▸ **Data for the task**:
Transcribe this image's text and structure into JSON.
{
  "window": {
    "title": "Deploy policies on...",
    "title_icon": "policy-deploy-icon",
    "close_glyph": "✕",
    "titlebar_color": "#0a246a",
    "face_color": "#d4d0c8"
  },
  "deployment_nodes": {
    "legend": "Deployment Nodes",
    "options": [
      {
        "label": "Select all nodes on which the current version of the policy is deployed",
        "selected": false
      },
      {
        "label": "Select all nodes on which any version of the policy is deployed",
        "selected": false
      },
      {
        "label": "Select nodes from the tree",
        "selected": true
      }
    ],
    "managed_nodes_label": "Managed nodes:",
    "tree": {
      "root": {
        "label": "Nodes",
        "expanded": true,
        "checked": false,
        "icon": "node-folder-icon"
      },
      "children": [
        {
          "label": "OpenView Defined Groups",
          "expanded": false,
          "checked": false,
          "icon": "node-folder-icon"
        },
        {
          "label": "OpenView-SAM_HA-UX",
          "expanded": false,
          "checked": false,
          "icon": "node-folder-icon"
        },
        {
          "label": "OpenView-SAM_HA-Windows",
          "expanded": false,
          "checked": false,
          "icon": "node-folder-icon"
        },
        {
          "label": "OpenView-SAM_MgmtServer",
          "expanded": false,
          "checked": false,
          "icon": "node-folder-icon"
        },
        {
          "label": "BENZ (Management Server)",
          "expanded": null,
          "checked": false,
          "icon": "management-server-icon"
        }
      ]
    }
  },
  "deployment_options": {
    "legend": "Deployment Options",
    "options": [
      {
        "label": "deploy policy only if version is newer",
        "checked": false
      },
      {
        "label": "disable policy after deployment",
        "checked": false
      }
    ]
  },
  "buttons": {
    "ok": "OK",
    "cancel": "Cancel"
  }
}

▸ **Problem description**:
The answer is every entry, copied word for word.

▸ **Result of the exercise**:
Transcribe this image's text and structure into JSON.
{
  "window": {
    "title": "Deploy policies on...",
    "title_icon": "policy-deploy-icon",
    "close_glyph": "✕",
    "titlebar_color": "#0a246a",
    "face_color": "#d4d0c8"
  },
  "deployment_nodes": {
    "legend": "Deployment Nodes",
    "options": [
      {
        "label": "Select all nodes on which the current version of the policy is deployed",
        "selected": false
      },
      {
        "label": "Select all nodes on which any version of the policy is deployed",
        "selected": false
      },
      {
        "label": "Select nodes from the tree",
        "selected": true
      }
    ],
    "managed_nodes_label": "Managed nodes:",
    "tree": {
      "root": {
        "label": "Nodes",
        "expanded": true,
        "checked": false,
        "icon": "node-folder-icon"
      },
      "children": [
        {
          "label": "OpenView Defined Groups",
          "expanded": false,
          "checked": false,
          "icon": "node-folder-icon"
        },
        {
          "label": "OpenView-SAM_HA-UX",
          "expanded": false,
          "checked": false,
          "icon": "node-folder-icon"
        },
        {
          "label": "OpenView-SAM_HA-Windows",
          "expanded": false,
          "checked": false,
          "icon": "node-folder-icon"
        },
        {
          "label": "OpenView-SAM_MgmtServer",
          "expanded": false,
          "checked": false,
          "icon": "node-folder-icon"
        },
        {
          "label": "BENZ (Management Server)",
          "expanded": null,
          "checked": false,
          "icon": "management-server-icon"
        }
      ]
    }
  },
  "deployment_options": {
    "legend": "Deployment Options",
    "options": [
      {
        "label": "deploy policy only if version is newer",
        "checked": false
      },
      {
        "label": "disable policy after deployment",
        "checked": false
      }
    ]
  },
  "buttons": {
    "ok": "OK",
    "cancel": "Cancel"
  }
}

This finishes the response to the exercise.